--- ASSIGNED TASK ---
What you return should match the data below exactly, with no pictures in it.

------ INFORMATION SHOWN ------

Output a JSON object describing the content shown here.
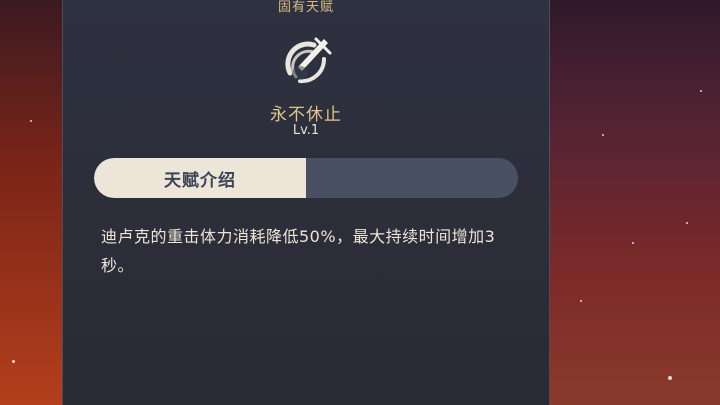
{
  "talent": {
    "category": "固有天赋",
    "name": "永不休止",
    "level": "Lv.1",
    "icon": "sword-shield-icon"
  },
  "tabs": [
    {
      "label": "天赋介绍",
      "active": true
    },
    {
      "label": "",
      "active": false
    }
  ],
  "description": "迪卢克的重击体力消耗降低50%，最大持续时间增加3秒。",
  "colors": {
    "accent_gold": "#e3c58d",
    "panel_bg": "#2c2e3a",
    "tab_active_bg": "#ece5d8",
    "tab_inactive_bg": "#4a5064",
    "text_light": "#ece5d8"
  }
}
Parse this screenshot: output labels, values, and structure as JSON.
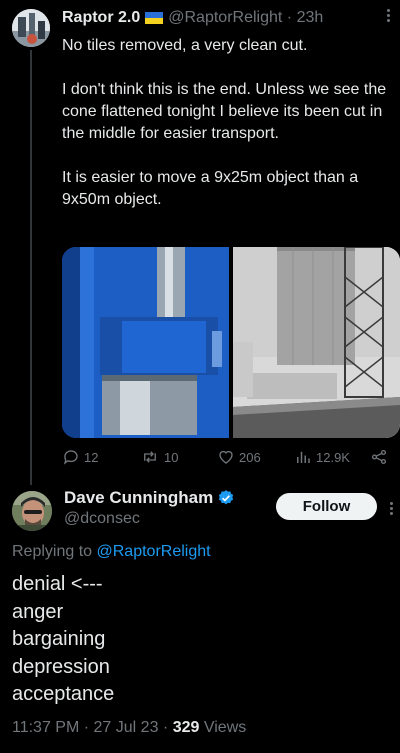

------

--- WORKED SOLUTION ---
Output a JSON object describing the content shown here.
{
  "talent": {
    "category": "固有天赋",
    "name": "永不休止",
    "level": "Lv.1",
    "icon": "sword-shield-icon"
  },
  "tabs": [
    {
      "label": "天赋介绍",
      "active": true
    },
    {
      "label": "",
      "active": false
    }
  ],
  "description": "迪卢克的重击体力消耗降低50%，最大持续时间增加3秒。",
  "colors": {
    "accent_gold": "#e3c58d",
    "panel_bg": "#2c2e3a",
    "tab_active_bg": "#ece5d8",
    "tab_inactive_bg": "#4a5064",
    "text_light": "#ece5d8"
  }
}
Parse this screenshot: output labels, values, and structure as JSON.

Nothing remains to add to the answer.